Friday, 14 March 2014

Goodbye to Berlin - Christopher Isherwood



One of those books I thought I ought to read.  Now I have, I'm glad I did.  The stage musical and film "Caberet" was based on parts of this book.
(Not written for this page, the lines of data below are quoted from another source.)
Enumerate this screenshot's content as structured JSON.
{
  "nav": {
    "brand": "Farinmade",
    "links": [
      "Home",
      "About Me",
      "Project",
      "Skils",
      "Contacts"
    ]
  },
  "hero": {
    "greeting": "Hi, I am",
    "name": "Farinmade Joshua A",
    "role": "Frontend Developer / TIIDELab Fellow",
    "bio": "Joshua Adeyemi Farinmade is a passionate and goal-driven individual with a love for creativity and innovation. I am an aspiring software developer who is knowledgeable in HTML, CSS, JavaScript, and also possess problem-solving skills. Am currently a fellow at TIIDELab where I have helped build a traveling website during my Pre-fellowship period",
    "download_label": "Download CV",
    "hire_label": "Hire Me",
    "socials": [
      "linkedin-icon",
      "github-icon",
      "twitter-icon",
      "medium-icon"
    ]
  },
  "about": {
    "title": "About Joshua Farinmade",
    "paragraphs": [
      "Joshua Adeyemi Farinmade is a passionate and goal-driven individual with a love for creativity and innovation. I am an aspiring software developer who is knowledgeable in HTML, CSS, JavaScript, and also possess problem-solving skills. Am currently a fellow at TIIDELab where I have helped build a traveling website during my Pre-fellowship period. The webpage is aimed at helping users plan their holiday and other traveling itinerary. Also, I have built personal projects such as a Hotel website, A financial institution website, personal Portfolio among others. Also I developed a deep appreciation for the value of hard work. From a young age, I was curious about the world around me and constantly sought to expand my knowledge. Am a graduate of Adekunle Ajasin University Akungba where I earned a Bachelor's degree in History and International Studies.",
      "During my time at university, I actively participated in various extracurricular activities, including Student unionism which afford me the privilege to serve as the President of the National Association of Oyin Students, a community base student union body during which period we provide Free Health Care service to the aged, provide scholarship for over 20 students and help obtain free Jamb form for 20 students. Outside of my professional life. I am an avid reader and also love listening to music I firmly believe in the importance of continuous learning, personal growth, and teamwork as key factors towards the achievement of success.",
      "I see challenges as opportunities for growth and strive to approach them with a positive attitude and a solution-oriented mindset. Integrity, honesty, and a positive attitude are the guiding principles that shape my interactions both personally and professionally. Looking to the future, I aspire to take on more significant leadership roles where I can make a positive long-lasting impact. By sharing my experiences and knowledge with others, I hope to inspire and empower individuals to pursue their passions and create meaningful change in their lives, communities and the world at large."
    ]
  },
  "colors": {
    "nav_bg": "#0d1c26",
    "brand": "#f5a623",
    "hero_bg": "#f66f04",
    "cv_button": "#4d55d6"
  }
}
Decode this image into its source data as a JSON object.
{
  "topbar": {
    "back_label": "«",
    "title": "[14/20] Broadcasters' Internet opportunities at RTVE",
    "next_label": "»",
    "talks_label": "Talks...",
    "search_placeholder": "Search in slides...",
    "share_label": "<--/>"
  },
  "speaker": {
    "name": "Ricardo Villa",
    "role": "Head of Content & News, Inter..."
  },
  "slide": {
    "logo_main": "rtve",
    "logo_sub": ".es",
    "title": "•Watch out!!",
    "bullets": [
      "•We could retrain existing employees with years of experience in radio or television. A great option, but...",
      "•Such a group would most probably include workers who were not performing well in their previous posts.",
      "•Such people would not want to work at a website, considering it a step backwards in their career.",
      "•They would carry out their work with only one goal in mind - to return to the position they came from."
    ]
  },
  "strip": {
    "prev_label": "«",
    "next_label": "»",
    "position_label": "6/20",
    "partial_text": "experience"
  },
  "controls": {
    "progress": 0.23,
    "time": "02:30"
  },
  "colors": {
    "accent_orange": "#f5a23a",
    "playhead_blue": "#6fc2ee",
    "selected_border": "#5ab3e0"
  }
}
Isherwood lived in Berlin for four years from 1928, and was certainly in the right place to observe the changes in Germany at that time.  It's rather oddly put together as it was to be part of a grand novel about pre-Hitler Berlin which never materialised: and in Isherwood's own  words, this little book is made up of "..... short, loosely connected sequence of diaries and sketches".  If you want to know more of Berlin particularly in the years before Hitler came to power, you might find a few hours in the company of this book refreshingly different - although ultimately depressing with the gift of hindsight.  Divided into six sections, you could choose to read them as 6 short stories; I just ploughed straight through and he was right about the loosely connected sequences.  I always question how the majority of Germans fell under Hitler's spell, and this short book gave me some things to consider about that question.  At one of the lodging houses described here, his landlady has a large apartment in Berlin, but by 1930 has fallen on such hard times that she rents out every available space and sleeps on a couch behind a screen in her own living room.  He also lodges for a time with a family who just have nothing at all, and live in filth and poverty.  Of course, parts of other large cities were like this, and around the world this kind of poverty still exists ...... but if someone comes along and says follow me and I will right the wrongs of the past, might you not follow?  Because Isherwood is English, his view of Berlin is rather different, and making his meagre living as an English teacher, he observes life, and people.